Well-Known Member
>30 % moore thrust...(at equal diameter !)

(15, 20, 70 HP)
>30 % moore thrust...(at equal diameter !)

(15, 20, 70 HP)
Mr.Henryk aka,MrContraRotatingPropeller.
was dissing"dusan" for
claims of "experience" of "straitening vanes" vs contra rotating propellers.

Swampyankee

Well-Known Member
It takes no more energy to remove the swirl from the forward propeller than it cost to put it there in the first place; it's a result of the downwash that results from the lift of the propeller blade. The net result is that coaxial props have a net efficiency about 1 to 3% greater than single rotation propellers for the same power, with the efficiency gains being greater at higher power loadings.

Aircraft use coaxial, counter-rotating props (CRP) for a few reasons, probably with tight diameter constraints being the primary one; this is why they were used on Griffon-engined Spitfires. There are also some handling benefits for small, highly powered aircraft like, well Griffon-engined Spitfires. They also tend to bring in a host of complications, because of extra complication in the reduction gear system and pitch change mechanism. At the very low end of propeller loadings, in helicopters (the methods of analysis are pretty much the same; I know this, as I've done both prop and rotor aero), coaxial rotors actually have two radically different reasons: reduced overall dimensions (Kamov) and truly rigid rotors for high speed flight (Sikorsky). In both cases, there is a slight net increase in efficiency (and there's a benefit in that the tail rotor can be eliminated) but a massive increase in complication, especially as helicopters don't function unless there is a mechanism for changing blade pitch.

henryk

Well-Known Member
was dissing"dusan" for
claims of "experience" of "straitening vanes" vs contra rotating propellers.
=is it possible to made quastion more understand-able for me ?

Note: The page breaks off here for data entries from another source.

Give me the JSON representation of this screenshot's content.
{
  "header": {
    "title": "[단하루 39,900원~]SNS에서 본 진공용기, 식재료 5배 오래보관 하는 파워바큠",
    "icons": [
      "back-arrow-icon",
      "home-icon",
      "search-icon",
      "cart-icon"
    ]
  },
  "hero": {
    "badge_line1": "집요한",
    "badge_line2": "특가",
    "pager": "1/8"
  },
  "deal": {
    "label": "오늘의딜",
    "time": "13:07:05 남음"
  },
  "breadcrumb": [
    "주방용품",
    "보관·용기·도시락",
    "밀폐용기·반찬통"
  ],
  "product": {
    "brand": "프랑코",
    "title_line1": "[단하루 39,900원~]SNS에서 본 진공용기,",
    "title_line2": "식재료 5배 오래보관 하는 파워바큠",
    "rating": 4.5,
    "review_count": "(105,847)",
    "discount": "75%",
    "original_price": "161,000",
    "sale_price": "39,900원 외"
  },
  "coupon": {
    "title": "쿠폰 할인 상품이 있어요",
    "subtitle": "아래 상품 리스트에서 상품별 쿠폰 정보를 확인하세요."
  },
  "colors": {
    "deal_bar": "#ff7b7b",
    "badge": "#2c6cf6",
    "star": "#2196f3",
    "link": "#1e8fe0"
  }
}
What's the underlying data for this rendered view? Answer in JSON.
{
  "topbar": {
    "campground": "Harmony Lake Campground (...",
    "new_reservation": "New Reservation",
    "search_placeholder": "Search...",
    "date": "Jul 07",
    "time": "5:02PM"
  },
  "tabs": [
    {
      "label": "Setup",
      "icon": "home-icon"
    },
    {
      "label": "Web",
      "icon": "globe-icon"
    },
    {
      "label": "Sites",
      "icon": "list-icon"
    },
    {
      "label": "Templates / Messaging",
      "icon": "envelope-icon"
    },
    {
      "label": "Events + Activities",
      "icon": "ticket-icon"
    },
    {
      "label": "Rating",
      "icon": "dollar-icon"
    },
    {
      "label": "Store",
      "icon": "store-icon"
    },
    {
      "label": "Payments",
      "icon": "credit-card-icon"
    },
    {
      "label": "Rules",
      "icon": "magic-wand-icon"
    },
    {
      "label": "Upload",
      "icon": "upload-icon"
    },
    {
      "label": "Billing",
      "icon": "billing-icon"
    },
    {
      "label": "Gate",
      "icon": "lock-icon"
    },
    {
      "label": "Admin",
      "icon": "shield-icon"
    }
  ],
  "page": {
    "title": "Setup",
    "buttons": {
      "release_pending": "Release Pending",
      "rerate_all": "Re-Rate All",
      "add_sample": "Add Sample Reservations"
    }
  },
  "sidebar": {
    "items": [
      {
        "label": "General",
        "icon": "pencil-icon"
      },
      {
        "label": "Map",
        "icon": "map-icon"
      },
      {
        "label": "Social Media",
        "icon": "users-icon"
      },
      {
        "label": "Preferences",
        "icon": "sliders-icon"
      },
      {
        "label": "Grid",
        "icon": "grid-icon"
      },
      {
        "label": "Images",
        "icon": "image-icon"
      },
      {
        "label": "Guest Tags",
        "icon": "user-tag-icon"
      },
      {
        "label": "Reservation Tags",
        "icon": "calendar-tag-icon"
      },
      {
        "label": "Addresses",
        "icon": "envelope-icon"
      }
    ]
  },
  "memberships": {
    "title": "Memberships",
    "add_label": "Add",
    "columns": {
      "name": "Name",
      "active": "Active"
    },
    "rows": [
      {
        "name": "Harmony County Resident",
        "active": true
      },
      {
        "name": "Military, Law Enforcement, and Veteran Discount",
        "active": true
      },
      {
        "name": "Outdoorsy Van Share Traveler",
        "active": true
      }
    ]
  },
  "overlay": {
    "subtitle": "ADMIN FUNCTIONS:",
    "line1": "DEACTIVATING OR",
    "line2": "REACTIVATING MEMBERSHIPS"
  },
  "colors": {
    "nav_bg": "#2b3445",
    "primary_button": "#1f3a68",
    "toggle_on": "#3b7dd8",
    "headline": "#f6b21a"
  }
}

BTW=now I am preparing CR FLIGHT mode device on the 10 kW DC motor...

(with rotating stator)

=HILLER PLATFORM type...